We’re really happy with how it’s gone. The interesting thing about creating a show that’s meant to be between two and three minutes is the discipline every day of deciding what goes in the show. We work really hard to decide what the top things are that sports fans should know about and engage with and here’s what’s hitting the cutting-room floor and why. As a production team, I think we are getting better at that, but, generally speaking, I’m pretty pleased with how we have been serving sports fans’ needs first thing in the morning on a mobile device.
Has there been a lesson or two learned, any growing pains? Has anything you’ve experienced made you rethink things since the launch?
We did a lot of user testing before we even launched the show, and it tested really, really well for the younger demos that we were really excited to serve. One of the surprises was that the feedback was maybe that the speed of it and the pace of it was too fast. So we’ve paid a lot of attention to delivery because, initially, we were thinking how can we get all of the information a sports fan would want in our show in an exciting way. What we’ve learned and what we’ve optimized is that pacing still matters, and, while we want to make sure we move really quickly, we also want to work on iterating the delivery. I think Jared Quay, our host, has done an amazing job of that. We’ve handled really funny topics and very sensitive topics, and he’s been able to transition very well within the time parameter.
And from that testing, you decided that morning was where you wanted to be with this?
Yes, but it’s also not just the mornings; it’s the length of our show. I think one of the things I have paid a lot of attention to is that a user’s capacity to engage with a piece of content has shifted and the whole world has a proclivity to shift their attention if they are not entertained or not getting value from what they’re engaged in. I think that can be attributed to mobile devices, so I think that serves the morning habit, but we don’t want you to wait for the core information that you actually want. We open the show and get right into it.
As someone who oversees all Yahoo Sports programming, how do you feel this show fits into the overall content plans for your brand?

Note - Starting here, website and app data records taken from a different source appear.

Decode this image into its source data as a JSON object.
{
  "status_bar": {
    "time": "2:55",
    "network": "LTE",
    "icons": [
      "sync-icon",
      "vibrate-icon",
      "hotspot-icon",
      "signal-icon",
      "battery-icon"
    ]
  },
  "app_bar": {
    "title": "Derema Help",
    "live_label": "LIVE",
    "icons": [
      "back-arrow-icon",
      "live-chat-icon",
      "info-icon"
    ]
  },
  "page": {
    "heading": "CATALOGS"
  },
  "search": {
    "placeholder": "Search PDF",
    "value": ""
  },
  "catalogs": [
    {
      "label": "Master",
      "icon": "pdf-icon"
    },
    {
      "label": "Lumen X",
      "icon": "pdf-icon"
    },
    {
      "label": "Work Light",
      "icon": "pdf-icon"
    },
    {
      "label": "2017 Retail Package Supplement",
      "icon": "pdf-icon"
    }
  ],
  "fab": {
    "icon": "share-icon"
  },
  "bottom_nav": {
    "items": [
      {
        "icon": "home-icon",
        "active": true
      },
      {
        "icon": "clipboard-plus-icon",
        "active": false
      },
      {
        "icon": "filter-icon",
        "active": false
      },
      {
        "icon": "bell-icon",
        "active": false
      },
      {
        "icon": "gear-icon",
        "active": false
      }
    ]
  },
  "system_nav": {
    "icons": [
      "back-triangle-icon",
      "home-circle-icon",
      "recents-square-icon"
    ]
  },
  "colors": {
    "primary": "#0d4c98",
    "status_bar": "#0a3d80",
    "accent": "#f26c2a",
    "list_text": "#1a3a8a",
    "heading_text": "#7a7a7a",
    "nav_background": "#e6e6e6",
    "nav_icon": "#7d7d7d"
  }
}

One of the big things that I’m focused on is discovery and how we can assist discovery and lead users into our app. While we are hosting the show in our app, we’re paying specific attention to how we use social to drive awareness, how we leverage notifications to engage a user. There are many other outlets and opportunities that we have for letting users know that “The Rush” exists.